- Encourage (through plug-ins) saner behavior of older systems by optionally bringing in newer tools when they are supported by the system. (Success) )
Siege-tools builds makefile-projects significantly faster than the naive "make" in most cases, respects ram/tmp-mounted temporaries to improve lifetime of SSDs, and optionally uses ccache for faster rebuilds when detected.
What is Supported
- msbuild (Visual Studio)
- Java source w/ manifest
- Qt qmake
- Mono xbuild
- Node.js npm packages
- Bower packages
- Docker dockerfiles
- Allatori obfuscation
- Java Jar Signing
- IZPack installer packaging
- NSIS Installers (using Wine on non-windows platforms)

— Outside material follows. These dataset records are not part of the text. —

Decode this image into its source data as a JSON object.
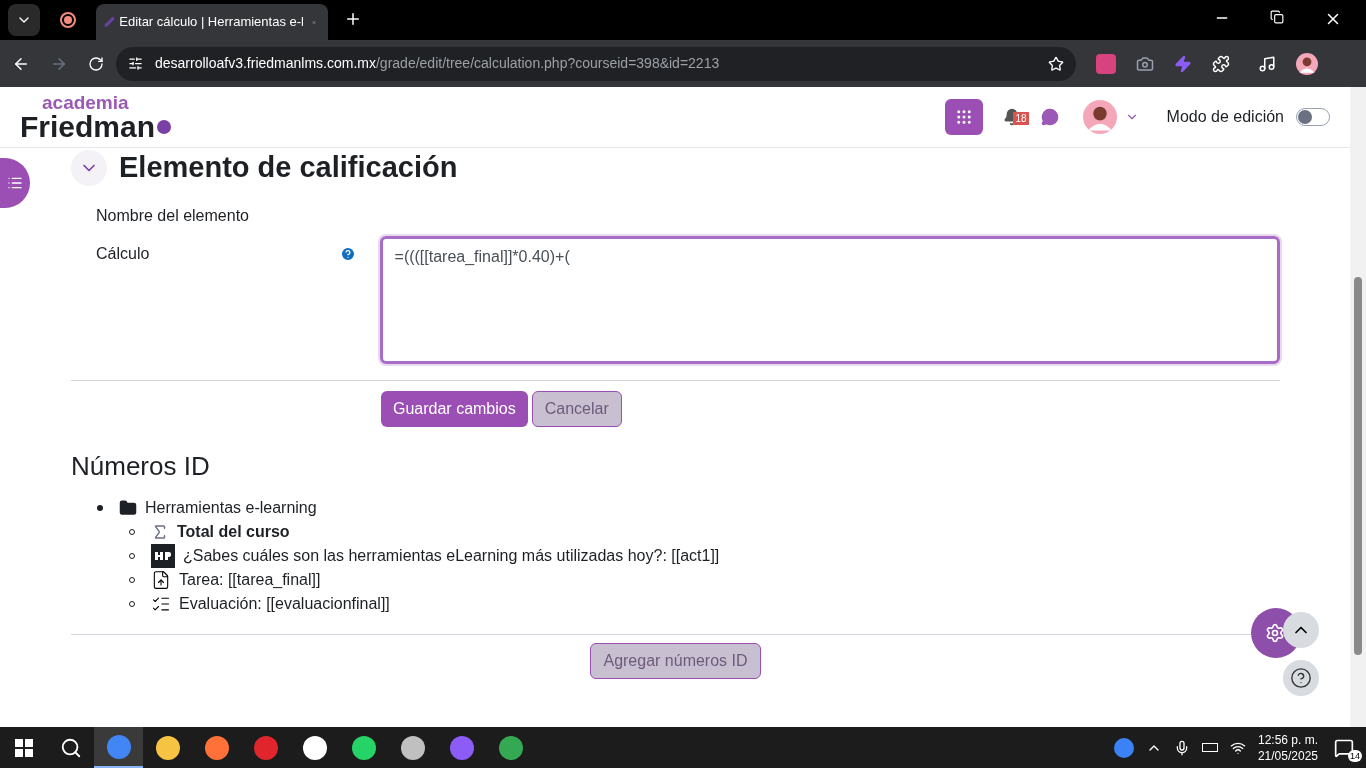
{
  "browser": {
    "tab_title": "Editar cálculo | Herramientas e-l",
    "url_host": "desarrolloafv3.friedmanlms.com.mx",
    "url_path": "/grade/edit/tree/calculation.php?courseid=398&id=2213"
  },
  "header": {
    "logo_top": "academia",
    "logo_main": "Friedman",
    "notification_count": "18",
    "edit_mode": {
      "label": "Modo de edición",
      "on": false
    }
  },
  "section": {
    "title": "Elemento de calificación",
    "expanded": true,
    "fields": [
      {
        "label": "Nombre del elemento",
        "kind": "empty"
      },
      {
        "label": "Cálculo",
        "kind": "textarea",
        "value": "=((([[tarea_final]]*0.40)+("
      }
    ]
  },
  "buttons": [
    {
      "label": "Guardar cambios",
      "kind": "primary"
    },
    {
      "label": "Cancelar",
      "kind": "secondary"
    }
  ],
  "ids": {
    "title": "Números ID",
    "items": [
      {
        "text": "Herramientas e-learning",
        "kind": "folder",
        "children": [
          {
            "text": "Total del curso",
            "kind": "total"
          },
          {
            "text": "¿Sabes cuáles son las herramientas eLearning más utilizadas hoy?: [[act1]]",
            "kind": "h5p"
          },
          {
            "text": "Tarea: [[tarea_final]]",
            "kind": "assignment"
          },
          {
            "text": "Evaluación: [[evaluacionfinal]]",
            "kind": "quiz"
          }
        ]
      }
    ]
  },
  "add_button": "Agregar números ID",
  "taskbar": {
    "time": "12:56 p. m.",
    "date": "21/05/2025",
    "notifications": "14"
  }
}
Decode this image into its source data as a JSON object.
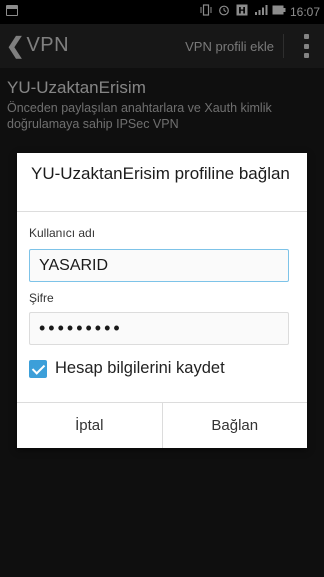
{
  "status_bar": {
    "time": "16:07",
    "icons": [
      "screenshot-icon",
      "vibrate-icon",
      "alarm-icon",
      "h-plus-icon",
      "signal-icon",
      "battery-icon"
    ]
  },
  "action_bar": {
    "back_glyph": "❮",
    "title": "VPN",
    "add_label": "VPN profili ekle"
  },
  "vpn_item": {
    "name": "YU-UzaktanErisim",
    "description": "Önceden paylaşılan anahtarlara ve Xauth kimlik doğrulamaya sahip IPSec VPN"
  },
  "dialog": {
    "title": "YU-UzaktanErisim profiline bağlan",
    "username_label": "Kullanıcı adı",
    "username_value": "YASARID",
    "password_label": "Şifre",
    "password_value": "•••••••••",
    "save_label": "Hesap bilgilerini kaydet",
    "save_checked": true,
    "cancel_label": "İptal",
    "connect_label": "Bağlan"
  },
  "colors": {
    "accent": "#3c9fd9",
    "focus_border": "#7dc3e8"
  }
}
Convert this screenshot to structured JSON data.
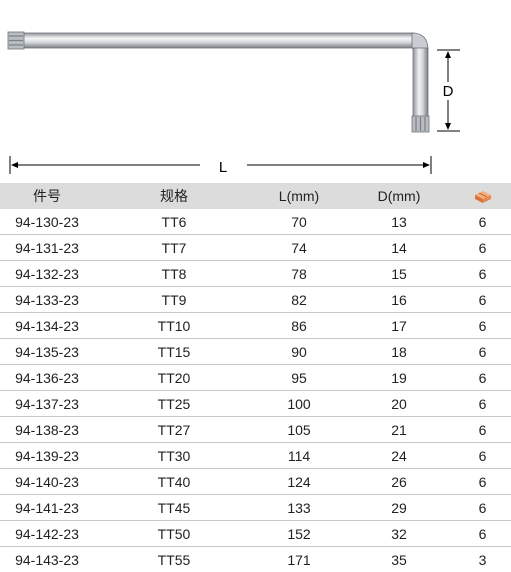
{
  "diagram": {
    "dimension_length_label": "L",
    "dimension_height_label": "D"
  },
  "table": {
    "headers": {
      "part_no": "件号",
      "spec": "规格",
      "length": "L(mm)",
      "d": "D(mm)",
      "pack_icon": "box-icon"
    },
    "rows": [
      {
        "part_no": "94-130-23",
        "spec": "TT6",
        "length": "70",
        "d": "13",
        "pack": "6"
      },
      {
        "part_no": "94-131-23",
        "spec": "TT7",
        "length": "74",
        "d": "14",
        "pack": "6"
      },
      {
        "part_no": "94-132-23",
        "spec": "TT8",
        "length": "78",
        "d": "15",
        "pack": "6"
      },
      {
        "part_no": "94-133-23",
        "spec": "TT9",
        "length": "82",
        "d": "16",
        "pack": "6"
      },
      {
        "part_no": "94-134-23",
        "spec": "TT10",
        "length": "86",
        "d": "17",
        "pack": "6"
      },
      {
        "part_no": "94-135-23",
        "spec": "TT15",
        "length": "90",
        "d": "18",
        "pack": "6"
      },
      {
        "part_no": "94-136-23",
        "spec": "TT20",
        "length": "95",
        "d": "19",
        "pack": "6"
      },
      {
        "part_no": "94-137-23",
        "spec": "TT25",
        "length": "100",
        "d": "20",
        "pack": "6"
      },
      {
        "part_no": "94-138-23",
        "spec": "TT27",
        "length": "105",
        "d": "21",
        "pack": "6"
      },
      {
        "part_no": "94-139-23",
        "spec": "TT30",
        "length": "114",
        "d": "24",
        "pack": "6"
      },
      {
        "part_no": "94-140-23",
        "spec": "TT40",
        "length": "124",
        "d": "26",
        "pack": "6"
      },
      {
        "part_no": "94-141-23",
        "spec": "TT45",
        "length": "133",
        "d": "29",
        "pack": "6"
      },
      {
        "part_no": "94-142-23",
        "spec": "TT50",
        "length": "152",
        "d": "32",
        "pack": "6"
      },
      {
        "part_no": "94-143-23",
        "spec": "TT55",
        "length": "171",
        "d": "35",
        "pack": "3"
      }
    ]
  }
}
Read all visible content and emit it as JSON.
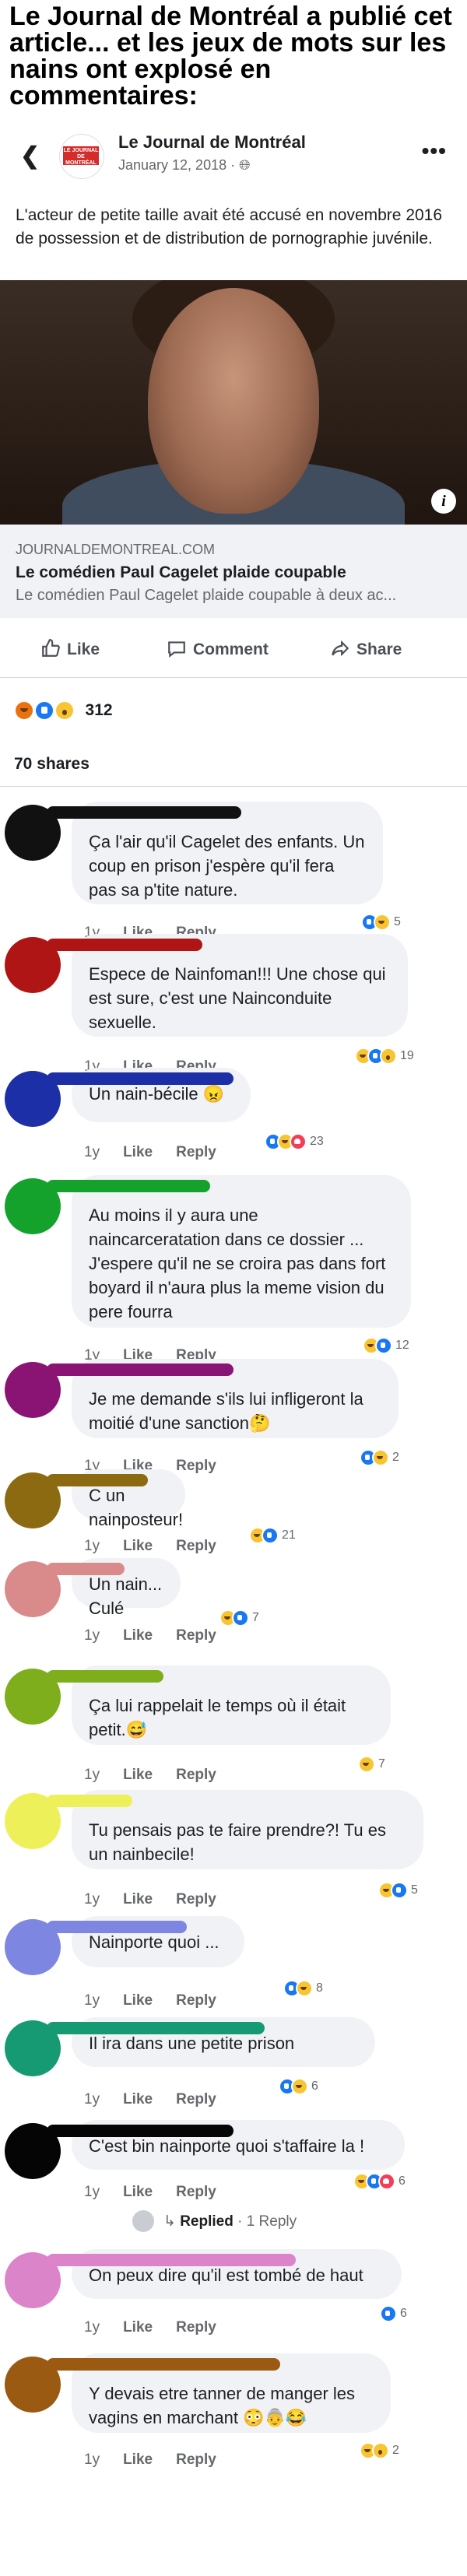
{
  "headline": "Le Journal de Montréal a publié cet article... et les jeux de mots sur les nains ont explosé en commentaires:",
  "post": {
    "page_name": "Le Journal de Montréal",
    "logo_text": "LE JOURNAL DE MONTRÉAL",
    "date": "January 12, 2018 · ",
    "text": "L'acteur de petite taille avait été accusé en novembre 2016 de possession et de distribution de pornographie juvénile.",
    "link_domain": "journaldemontreal.com",
    "link_title": "Le comédien Paul Cagelet plaide coupable",
    "link_desc": "Le comédien Paul Cagelet plaide coupable à deux ac...",
    "info_symbol": "i"
  },
  "actions": {
    "like": "Like",
    "comment": "Comment",
    "share": "Share"
  },
  "summary": {
    "reaction_count": "312",
    "shares": "70 shares"
  },
  "labels": {
    "ago": "1y",
    "like": "Like",
    "reply": "Reply",
    "replied": "Replied",
    "reply_count": " · 1 Reply"
  },
  "colors": {
    "accent": "#1877f2",
    "bubble": "#f0f2f5",
    "muted": "#65676b"
  },
  "comments": [
    {
      "text": "Ça l'air qu'il Cagelet des enfants. Un coup en prison j'espère qu'il fera pas sa p'tite nature.",
      "count": "5",
      "reactions": [
        "like",
        "haha"
      ],
      "scribble_color": "#111111"
    },
    {
      "text": "Espece de Nainfoman!!! Une chose qui est sure, c'est une Nainconduite sexuelle.",
      "count": "19",
      "reactions": [
        "haha",
        "like",
        "wow"
      ],
      "scribble_color": "#b01515"
    },
    {
      "text": "Un nain-bécile 😠",
      "count": "23",
      "reactions": [
        "like",
        "haha",
        "love"
      ],
      "scribble_color": "#1d2fa6"
    },
    {
      "text": "Au moins il y aura une naincarceratation dans ce dossier ... J'espere qu'il ne se croira pas dans fort boyard il n'aura plus la meme vision du pere fourra",
      "count": "12",
      "reactions": [
        "haha",
        "like"
      ],
      "scribble_color": "#14a12c"
    },
    {
      "text": "Je me demande s'ils lui infligeront la moitié d'une sanction🤔",
      "count": "2",
      "reactions": [
        "like",
        "haha"
      ],
      "scribble_color": "#8a1473"
    },
    {
      "text": "C un nainposteur!",
      "count": "21",
      "reactions": [
        "haha",
        "like"
      ],
      "scribble_color": "#8c6a12"
    },
    {
      "text": "Un nain... Culé",
      "count": "7",
      "reactions": [
        "haha",
        "like"
      ],
      "scribble_color": "#d98a8a"
    },
    {
      "text": "Ça lui rappelait le temps où il était petit.😅",
      "count": "7",
      "reactions": [
        "haha"
      ],
      "scribble_color": "#7fae1c"
    },
    {
      "text": "Tu pensais pas te faire prendre?! Tu es un nainbecile!",
      "count": "5",
      "reactions": [
        "haha",
        "like"
      ],
      "scribble_color": "#eef05a"
    },
    {
      "text": "Nainporte  quoi ...",
      "count": "8",
      "reactions": [
        "like",
        "haha"
      ],
      "scribble_color": "#7d86e0"
    },
    {
      "text": "Il ira dans une petite prison",
      "count": "6",
      "reactions": [
        "like",
        "haha"
      ],
      "scribble_color": "#169a73"
    },
    {
      "text": "C'est bin nainporte quoi s'taffaire la !",
      "count": "6",
      "reactions": [
        "haha",
        "like",
        "love"
      ],
      "scribble_color": "#050505"
    },
    {
      "text": "On peux dire qu'il est tombé de haut",
      "count": "6",
      "reactions": [
        "like"
      ],
      "scribble_color": "#db84c9"
    },
    {
      "text": "Y devais etre tanner de manger les vagins en marchant 😳👵😂",
      "count": "2",
      "reactions": [
        "haha",
        "wow"
      ],
      "scribble_color": "#9a5a12"
    }
  ]
}
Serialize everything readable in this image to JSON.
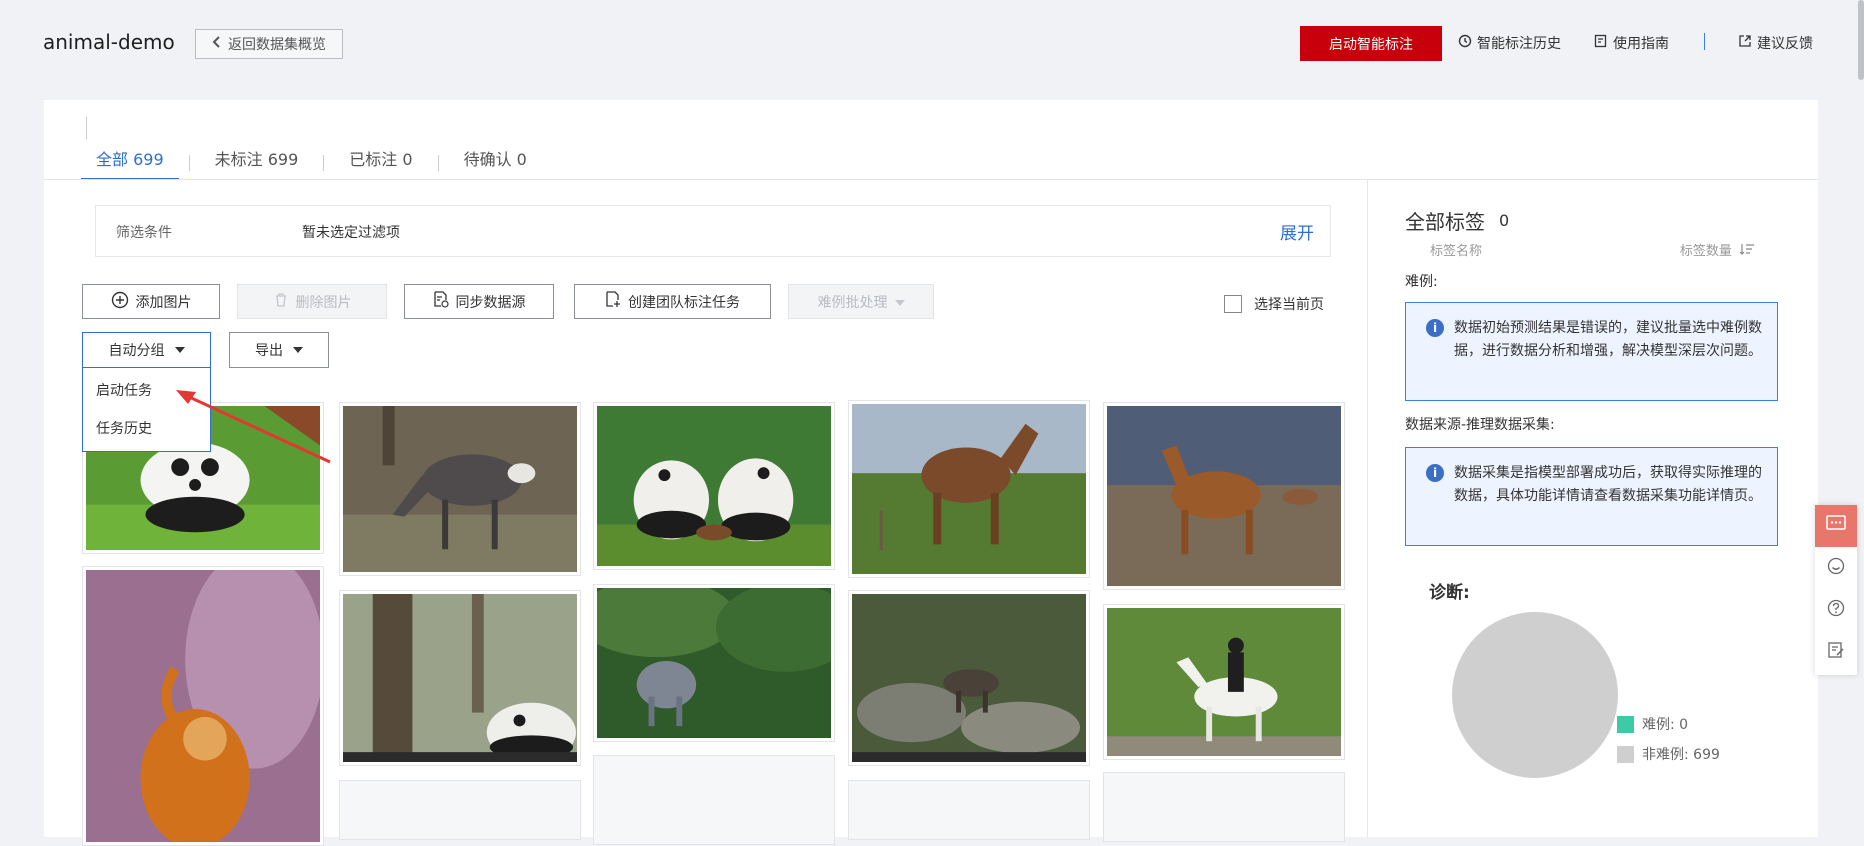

- Automatic multi-threading
- RAM-based compilation (auto-relinking of tmpfs-mounted obj folder)
- Status notifications
This example assumes you're using Linux, but MacOS should work similarly.
There's no installer right now, so simply create an alias using your shell to call the sgmake.py file when you type "sgmake", This is the best bet so you can keep the git repo current as I change things.
alias sgmake="/usr/bin/env python2 ~/bin/siege-tools/sgmake.py"
Or, make a new file /usr/bin/sgmake, with contents:
#!/bin/bash /usr/bin/env/python2 ~/bin/siege-tools/sgmake.py "$@"
(Use your own path to siege-tools)
Then, give it execute permissions:
sudo chmod +x /usr/bin/sgmake
To detect and build a sgmake project do:
To build a batch of sgmake projects recursively:
To detect and build a project from a deeply nested directory inside a project (such as in a src/ folder):
To list the projects detected in a directory
To list projects recursively:
Setting sgmake as vim's "makeprg"
Add this to .vimrc
let makeprg=sgmake\ -R
Then, to build a project from a file inside a project dir, just type in vim:
Or async version (using AsyncCommand)
And to bring up the quicklist, type:
Eventually, siege-tools event plug-ins will allow you to jump into vim from the command at the context of the first error. I haven't written this part yet though. :)
Calling from Vim (alternative to above)
In your .vimrc add a line like this (assuming s is your choice for sgmake key):
nnoremap <leader>s :w<cr>:!sgmake -R %:p:h<cr>
When leader+s is pressed, sgmake does a backwards scan (-R option) for projects starting from the file you're editing, assuming you're probably editing in either the project or a nested source dir, and then runs the build on the first project it detects using the build system detected.
An async alternative to the above using vim-dispatch:
" (S)gmake (build) the associated project nmap <leader>s :w<cr>:Dispatch! sgmake -Rd<cr>
You may also want to run the application once the build finishes:
" (R)un the associated program using sgrun nmap <leader>r :w<cr>:Dispatch! sgrun<cr>
Ever tried to simply run a program while editing its code in a deep nested directory? SiegeRun digs deep, attempts to figure out which binary you intended to run, and runs it.
Let's say your working dir is MyProject/src/video and you're editing Canvas.cpp
A 'sgrun' call, will find and run: "MyProject/bin/mybinary" w/ "MyProject/bin/" as the working directory
It also intelligently tries to avoid supplemental scripts and tests, if there is something better to run.
SiegeRun also forwards your parameters to the target, but looks for special "---"-prefixed flags to invokve special behavior. One such switch is "---e" which can filters targets using a regex expression.
SiegeRun also supports Node.js package.json files as target hints.
JSON-based dependencies, with system package managers and git-based providers
Improved error handling
- Alternative to Unix "touch" but with basic project templates
- Generating template projects to use with sgmake or your build system of choice
- Context-aware file and project templates and generators
If you find this project useful, consider contributing or spreading the word to other developers. Once the addon system is done, I could use contributors to write addon steps for different languages and build systems.
Contact me at email@example.com for questions, comments, etc.